◆ **Problem description**: Reproduce every record below exactly as written, but leave out any pictures.
*** Opening Records shown ***
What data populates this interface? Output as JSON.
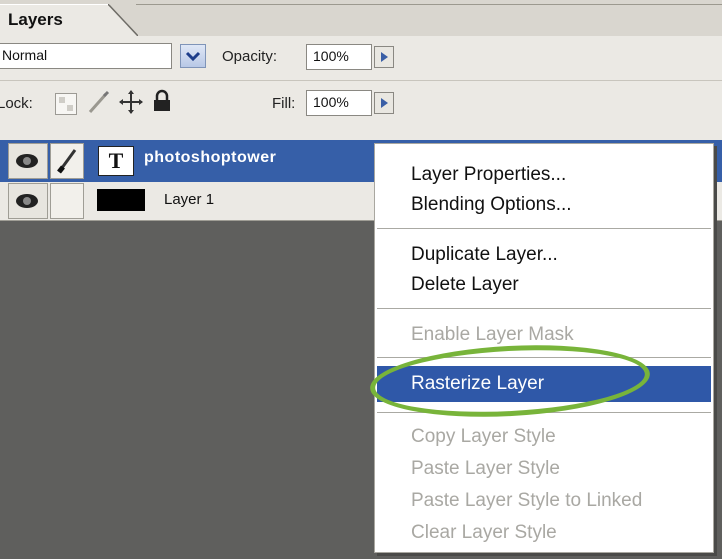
{
  "panel": {
    "tab_label": "Layers",
    "blend_mode": "Normal",
    "opacity_label": "Opacity:",
    "opacity_value": "100%",
    "lock_label": "Lock:",
    "fill_label": "Fill:",
    "fill_value": "100%"
  },
  "layers": [
    {
      "name": "photoshoptower",
      "type_glyph": "T",
      "selected": true
    },
    {
      "name": "Layer 1",
      "selected": false
    }
  ],
  "context_menu": {
    "items": [
      {
        "label": "Layer Properties...",
        "enabled": true
      },
      {
        "label": "Blending Options...",
        "enabled": true
      },
      {
        "label": "Duplicate Layer...",
        "enabled": true
      },
      {
        "label": "Delete Layer",
        "enabled": true
      },
      {
        "label": "Enable Layer Mask",
        "enabled": false
      },
      {
        "label": "Rasterize Layer",
        "enabled": true,
        "highlighted": true
      },
      {
        "label": "Copy Layer Style",
        "enabled": false
      },
      {
        "label": "Paste Layer Style",
        "enabled": false
      },
      {
        "label": "Paste Layer Style to Linked",
        "enabled": false
      },
      {
        "label": "Clear Layer Style",
        "enabled": false
      }
    ]
  },
  "colors": {
    "selection": "#2f58a8",
    "annotation_ring": "#78b43a",
    "panel_bg": "#ebe9e4",
    "canvas_bg": "#5f5f5d"
  },
  "icons": [
    "visibility-eye-icon",
    "brush-link-icon",
    "move-lock-icon",
    "padlock-icon",
    "transparency-lock-icon",
    "dropdown-chevron-icon",
    "arrow-right-icon"
  ]
}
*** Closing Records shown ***
◆ **Result**:
What data populates this interface? Output as JSON.
{
  "panel": {
    "tab_label": "Layers",
    "blend_mode": "Normal",
    "opacity_label": "Opacity:",
    "opacity_value": "100%",
    "lock_label": "Lock:",
    "fill_label": "Fill:",
    "fill_value": "100%"
  },
  "layers": [
    {
      "name": "photoshoptower",
      "type_glyph": "T",
      "selected": true
    },
    {
      "name": "Layer 1",
      "selected": false
    }
  ],
  "context_menu": {
    "items": [
      {
        "label": "Layer Properties...",
        "enabled": true
      },
      {
        "label": "Blending Options...",
        "enabled": true
      },
      {
        "label": "Duplicate Layer...",
        "enabled": true
      },
      {
        "label": "Delete Layer",
        "enabled": true
      },
      {
        "label": "Enable Layer Mask",
        "enabled": false
      },
      {
        "label": "Rasterize Layer",
        "enabled": true,
        "highlighted": true
      },
      {
        "label": "Copy Layer Style",
        "enabled": false
      },
      {
        "label": "Paste Layer Style",
        "enabled": false
      },
      {
        "label": "Paste Layer Style to Linked",
        "enabled": false
      },
      {
        "label": "Clear Layer Style",
        "enabled": false
      }
    ]
  },
  "colors": {
    "selection": "#2f58a8",
    "annotation_ring": "#78b43a",
    "panel_bg": "#ebe9e4",
    "canvas_bg": "#5f5f5d"
  },
  "icons": [
    "visibility-eye-icon",
    "brush-link-icon",
    "move-lock-icon",
    "padlock-icon",
    "transparency-lock-icon",
    "dropdown-chevron-icon",
    "arrow-right-icon"
  ]
}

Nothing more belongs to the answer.